Nixon, it turned out, couldn't sleep Friday night--and couldn't stop talking, either. Between the end of his 10 pm press conference and 3:30 the next morning, the White House logged 50 phone calls from the President, eight to national-security adviser Henry Kissinger alone. Shortly after the last call, Nixon roused his valet, Manolo Sanchez, to ask if he wanted some hot chocolate. Sanchez declined, but Nixon wasn't discouraged. Had Sanchez ever seen the Lincoln Memorial, the President persisted. The valet apparently had not, and with that, the Night of the Weird began.

"I said, 'Get your clothes on, and we will go down to the Lincoln Memorial,'" Nixon said in a version of events he dictated for the record several days later. "Well, I got dressed, and at approximately 4:35, we left the White House and drove to the Lincoln Memorial. I have never seen the Secret Service quite so petrified with apprehension."

With cause. Protesters had already gathered at the memorial in advance of Saturday's demonstration against the war, against the Kent State dead, against, most personally and viscerally, Richard Nixon himself. But a man on a manic high, as the President almost certainly was, and the commander in chief of the world's largest army and his own Secret Service, as he constitutionally was, is not easily dissuaded.

A famous photograph captures the next scene: Nixon in suit and tie, the ski-nose profile tilted slightly forward, a handful of sleepy-eyed demonstrators listening in shock and dull amazement, maybe wondering what drug could have produced such an apparition, as the President reprised his press-conference triumph for an early-morning audience who, stranded on the Mall, hadn't watched a moment of it.

"I said I was sorry they had missed it because I had tried to explain in the press conference that my goals in Vietnam were the same as theirs--to stop the killing, to end the war, to bring peace...There seemed to be no--they did not respond. I hoped that their hatred of the war, which I could well understand, would not turn into a bitter hatred of our whole system, our country, and everything that it stood for. I said, 'I know you, that probably most of you think I'm an SOB. But I want you to know that I understand just how you feel.' "

That's the President's official account. The protesters would tell an alternate version to the press who descended on them that morning. Nixon mentioned Vietnam, but when that drew a tepid response, he moved to other topics. What college were they attending? One student was at Syracuse University, a chance for the commander in chief to talk about football. Another was from California--on to surfing.

Both accounts are in keeping with a President obsessed with war matters, battered by Kent State, challenged by small talk (aides commonly fed him three-by-five cards for such moments), and physically brave, but as the sun began to rise and word of the night visitor spread, even Richard Nixon had to acknowledge that it was time to leave.

Haldeman caught up with the presidential party at about 6:15, but not back at the White House. Manolo Sanchez had never seen the famous "well" of the House of Representatives, either. Having roused security there, the President was sitting at one of the House desks as his valet took to the same podium used for State of the Union addresses.

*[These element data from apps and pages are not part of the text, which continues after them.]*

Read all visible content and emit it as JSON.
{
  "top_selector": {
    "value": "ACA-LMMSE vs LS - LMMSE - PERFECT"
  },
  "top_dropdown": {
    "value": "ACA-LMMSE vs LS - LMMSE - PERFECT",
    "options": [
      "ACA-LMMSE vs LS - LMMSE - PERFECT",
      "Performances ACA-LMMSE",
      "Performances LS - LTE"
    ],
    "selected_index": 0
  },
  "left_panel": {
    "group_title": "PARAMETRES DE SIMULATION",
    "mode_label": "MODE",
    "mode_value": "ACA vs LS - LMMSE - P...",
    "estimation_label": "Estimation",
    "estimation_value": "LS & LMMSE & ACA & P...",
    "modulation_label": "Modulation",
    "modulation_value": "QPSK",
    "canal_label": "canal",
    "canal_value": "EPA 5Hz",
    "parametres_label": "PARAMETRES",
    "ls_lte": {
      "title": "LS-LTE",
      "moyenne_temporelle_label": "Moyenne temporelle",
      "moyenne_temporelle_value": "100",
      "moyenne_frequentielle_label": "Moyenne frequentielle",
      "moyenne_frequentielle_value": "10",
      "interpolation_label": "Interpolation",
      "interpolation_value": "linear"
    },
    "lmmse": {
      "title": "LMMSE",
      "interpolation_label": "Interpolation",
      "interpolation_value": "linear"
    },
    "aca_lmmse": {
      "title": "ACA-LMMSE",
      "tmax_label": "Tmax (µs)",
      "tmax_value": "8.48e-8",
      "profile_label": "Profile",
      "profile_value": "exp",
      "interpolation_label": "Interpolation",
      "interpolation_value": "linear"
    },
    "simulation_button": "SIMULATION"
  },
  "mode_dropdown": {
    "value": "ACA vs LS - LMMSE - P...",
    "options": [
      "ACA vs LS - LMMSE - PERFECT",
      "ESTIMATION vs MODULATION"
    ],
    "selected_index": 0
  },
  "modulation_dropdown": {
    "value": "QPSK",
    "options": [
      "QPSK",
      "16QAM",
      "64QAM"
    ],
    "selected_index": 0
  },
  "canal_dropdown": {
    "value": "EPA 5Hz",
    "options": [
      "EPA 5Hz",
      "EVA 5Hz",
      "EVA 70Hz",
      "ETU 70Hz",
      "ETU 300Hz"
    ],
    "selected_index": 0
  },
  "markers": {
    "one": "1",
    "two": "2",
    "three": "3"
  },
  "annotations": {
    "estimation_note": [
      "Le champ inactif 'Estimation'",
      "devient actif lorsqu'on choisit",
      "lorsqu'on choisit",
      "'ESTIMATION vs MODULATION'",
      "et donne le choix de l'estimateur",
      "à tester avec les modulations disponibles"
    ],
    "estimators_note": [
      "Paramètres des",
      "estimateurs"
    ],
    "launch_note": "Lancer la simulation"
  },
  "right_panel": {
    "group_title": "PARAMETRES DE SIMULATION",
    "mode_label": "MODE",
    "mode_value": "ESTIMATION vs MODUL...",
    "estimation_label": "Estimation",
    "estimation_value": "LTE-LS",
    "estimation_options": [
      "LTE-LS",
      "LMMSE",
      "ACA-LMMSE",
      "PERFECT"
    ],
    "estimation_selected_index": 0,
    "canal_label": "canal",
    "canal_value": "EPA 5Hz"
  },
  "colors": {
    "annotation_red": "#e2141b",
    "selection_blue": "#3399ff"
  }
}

From there, and now also with press secretary Ron Ziegler in tow, the presidential entourage proceeded to the Mayflower Hotel on Connecticut Avenue for breakfast. Back at the White House finally and still unable to sleep, Nixon wandered over to the Old Executive Office Building to greet the soldiers who were just waking up in their sleeping bags on the fourth floor. 

Posted by at June 2, 2020 12:00 AM